I think showcase festivals are very important for young artists and bands. It’s good for finding the right partners, getting booked at the right festivals, or maybe even to get the attention of a label. Even though I recognise the importance of showcase festivals, they’re also the worst to play because for some reason it’s always in the worst technical conditions, and you're aware that the people in the audience have come to your show to find out if the buzz is justified.
A lot of newcomers to your music are struck by your voice, especially on songs like ‘Habibi’ when your falsetto really shines. But a lot of the time you keep it on a tight leash – it often sounds like you’re singing within yourself. Does it take a special song or subject matter to bring it out?
I’ve always considered myself a songwriter first, and a singer second, so every note I sing will be as a function of the song. Sometimes when I improvise I like to use falsetto more often, but for me to record it and put it into so much light as I do on 'Habibi', there has to be a good reason for it. The emotion I want to express is best expressed through my falsetto.
The Nagham Zikrayat orchestra, many of whom are refugees, feature on your album. As well as them being amazingly talented musicians in their own right, it feels like a very worthy thing to give artists like that a platform in the West, something that should be more common.
I do agree that there are not so many crossover collaborations between occidental and oriental musicians. Mainly in pop. In jazz, it seems like more doors are opened. Think for example of the Lebanese oud player Rabih Abou Khalil, who combines jazz with traditional Arabic music.
There aren’t many pop singers who would describe a lead single as illustrating “the conflict between blinding romance and dissipating nihilism.” With the state of the world, it feels all too easy to slip into the latter – how do we counteract that?
I think nihilism is definitely bad and we should always try to avoid it. I notice with myself that being alert is very important in staying away from nihilism. Catching yourself when you’re not paying attention and when you’re falling into bad habits, for example spending too much time on your phone. Indeed, so many things seem to be going in such a bad direction. Pessimism is not the same as nihilism, and I think that pessimism is highly underrated. The main cause of nihilism is indifference and apathy - the moment you stop feeling is the moment you stop caring. To counteract nihilism is to pay attention, to be alert enough to acknowledge the beautiful things around you, but also the ugliness of the world. If you notice the ugliness you can devote your life to beauty, competence, and love.

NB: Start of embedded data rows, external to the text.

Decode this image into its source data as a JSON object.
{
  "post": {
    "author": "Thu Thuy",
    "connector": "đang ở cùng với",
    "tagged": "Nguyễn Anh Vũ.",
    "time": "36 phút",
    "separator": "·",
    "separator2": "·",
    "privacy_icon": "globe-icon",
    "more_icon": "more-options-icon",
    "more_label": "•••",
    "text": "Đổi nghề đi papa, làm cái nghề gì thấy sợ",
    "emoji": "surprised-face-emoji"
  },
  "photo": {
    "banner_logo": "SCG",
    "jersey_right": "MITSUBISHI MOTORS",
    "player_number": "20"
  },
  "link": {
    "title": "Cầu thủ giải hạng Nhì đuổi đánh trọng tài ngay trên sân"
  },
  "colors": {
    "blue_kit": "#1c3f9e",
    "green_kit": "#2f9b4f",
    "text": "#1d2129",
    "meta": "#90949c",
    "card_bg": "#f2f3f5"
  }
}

You’ve got Radiohead’s Colin Greenwood playing bass on ‘Indigo Night’. Who would be your ideal choice of collaborator/guest musician for 2019?
I’ve got too many to mention. I think I would really love to work with somebody, whose world I don’t fully understand. Somebody who teaches me new things about music, and about myself as a musician.
What are your artistic goals for the year ahead?
My diary is so full of concerts and promo that artistically I just hope to find some time and space to be creative again. It’s impossible for me to be fully creative while travelling and not having privacy or headspace to get into the right creative zone. Whatever I’m going to do next creatively, I’m not going to invent an unnecessary deadline for myself to finish it. I will take as much time as it needs.
Amir is out now via Communion Records. For more information about *Tamino, including forthcoming tour dates, please visit his official website.